In pursuit of the gene. From Darwin to DNA

In pursuit of the gene. From Darwin to DNA

James Schwartz

Cambridge, US: Harvard University Press 2010 | 384pp | ?13.95 (SB)

ISBN 9780674034914

Reviewed by Hagan Bayley


After 1858, when Darwin and Wallace finally made public their theory of evolution, a perplexing matter came to the fore. How is the biological diversity required for natural selection generated and why isn’t it ’diluted’ in successive generations?

The problem greatly distressed Darwin himself, and was addressed by outstanding biologists of the time, notably Darwin’s cousin, Francis Galton. In pursuit of the gene  tells the 100-year story of the development of modern genetics up to the emergence of the present era of molecular biology. 

Despite a heroes-and-villains approach, James Schwartz appeals to the practising scientist through lucid descriptions of experiments and their interpretations, and a meticulous avoidance of fictional colouration. The book admirably conveys the serious experimental science carried out at the time (not just gentlemanly observation) and the important by-products including advances in statistics.  

In England and western Europe, Galton and others came tantalisingly close to clarifying the properties of genes, particles responsible for the inheritance of traits. Indeed, Darwin in his experiments with snapdragons had the data in front of his eyes, and so did others before and after him. But it was, of course, Mendel working far away in Brno (Czech Republic), who announced in 1865 both the distribution of dominant traits in successive generations and the independence of genes. As Schwartz suggests, Mendel’s brilliance lay in performing a detailed analysis of a simple case, the famous peas, and like many outstanding scientists judiciously ignoring contradictory data. Mendel was certainly troubled by plants that failed to show simple patterns of inheritance, but so confused were the others that Mendel was not positively rediscovered until 1900, and despite the fact that Mendel widely distributed his 1866 paper it remains a matter of debate whether contemporaries, including Darwin, even read the work. 

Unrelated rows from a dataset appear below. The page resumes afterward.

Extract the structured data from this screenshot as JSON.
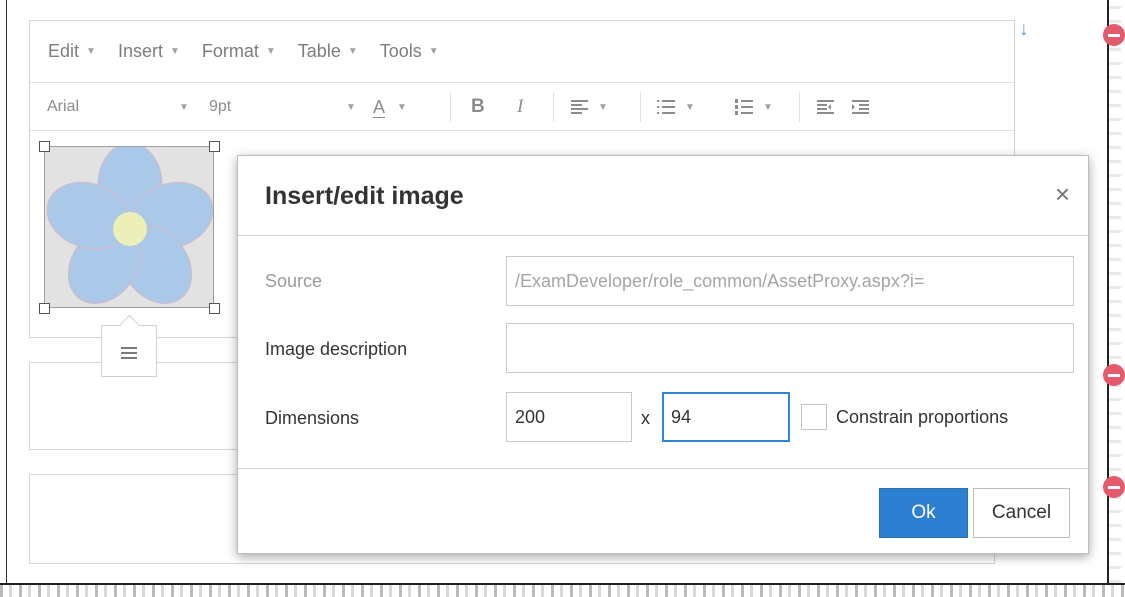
{
  "menubar": {
    "items": [
      {
        "label": "Edit"
      },
      {
        "label": "Insert"
      },
      {
        "label": "Format"
      },
      {
        "label": "Table"
      },
      {
        "label": "Tools"
      }
    ]
  },
  "toolbar": {
    "font_family": "Arial",
    "font_size": "9pt",
    "text_color_glyph": "A",
    "bold_glyph": "B",
    "italic_glyph": "I"
  },
  "dialog": {
    "title": "Insert/edit image",
    "close_glyph": "×",
    "source_label": "Source",
    "source_value": "/ExamDeveloper/role_common/AssetProxy.aspx?i=",
    "description_label": "Image description",
    "description_value": "",
    "dimensions_label": "Dimensions",
    "width_value": "200",
    "dimension_separator": "x",
    "height_value": "94",
    "constrain_label": "Constrain proportions",
    "constrain_checked": false,
    "ok_label": "Ok",
    "cancel_label": "Cancel"
  },
  "colors": {
    "primary_button": "#2d7fd2",
    "focus_border": "#2d86d6",
    "indicator_red": "#e35a6b",
    "flower_petal": "#aac8e8",
    "flower_center": "#ecefb8"
  },
  "icons": {
    "dropdown": "caret-down-icon",
    "align_left": "align-left-icon",
    "bullet_list": "bullet-list-icon",
    "numbered_list": "numbered-list-icon",
    "outdent": "outdent-icon",
    "indent": "indent-icon",
    "image_align": "image-align-icon",
    "scroll_down": "arrow-down-icon",
    "remove": "minus-circle-icon"
  }
}
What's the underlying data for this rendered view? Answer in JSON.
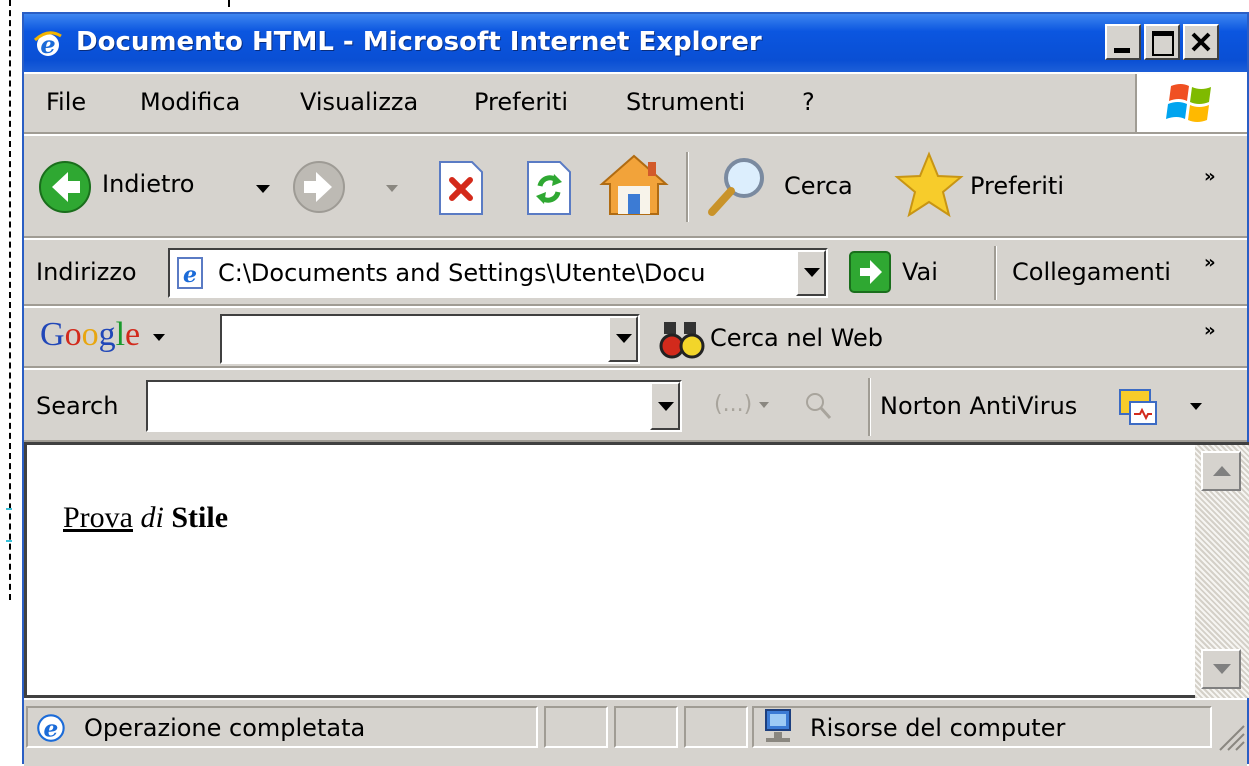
{
  "window": {
    "title": "Documento HTML - Microsoft Internet Explorer",
    "controls": [
      "minimize-button",
      "maximize-button",
      "close-button"
    ]
  },
  "menubar": {
    "items": [
      {
        "label": "File"
      },
      {
        "label": "Modifica"
      },
      {
        "label": "Visualizza"
      },
      {
        "label": "Preferiti"
      },
      {
        "label": "Strumenti"
      },
      {
        "label": "?"
      }
    ]
  },
  "toolbar": {
    "back_label": "Indietro",
    "search_label": "Cerca",
    "favorites_label": "Preferiti",
    "more_glyph": "»"
  },
  "addressbar": {
    "label": "Indirizzo",
    "value": "C:\\Documents and Settings\\Utente\\Docu",
    "go_label": "Vai",
    "links_label": "Collegamenti",
    "more_glyph": "»"
  },
  "googlebar": {
    "logo": "Google",
    "query": "",
    "search_web_label": "Cerca nel Web",
    "more_glyph": "»"
  },
  "searchbar": {
    "label": "Search",
    "query": "",
    "norton_label": "Norton AntiVirus"
  },
  "content": {
    "text_underline": "Prova",
    "text_italic": "di",
    "text_bold": "Stile"
  },
  "statusbar": {
    "status": "Operazione completata",
    "zone": "Risorse del computer"
  },
  "colors": {
    "titlebar": "#0a54dc",
    "chrome": "#d6d3ce",
    "back_arrow": "#2fa832",
    "stop": "#d42a1a",
    "favorites_star": "#f7cc2b"
  }
}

Schwartz is also lucid on the rise of cell biology and the period after 1900, which saw the appearance of laboratory science, notably fruit fly genetics, which explored at depth the properties of genes, their mutations, and the inheritance of the complex traits that baffled 19th century biologists. Interestingly, a recurring theme even into the 1950s was the driving force of eugenics in genetics research, rather than today’s familiar motivation of improved health care. 

In contrast to modern molecular biology and genomics, there is little chemistry in the science of In pursuit of the gene, but the volume will enthral any experimentalist. Questions concerning the nature of scientific insight, the motivation required to take on difficult questions and the malleability of the scientific record are issues that affect us all.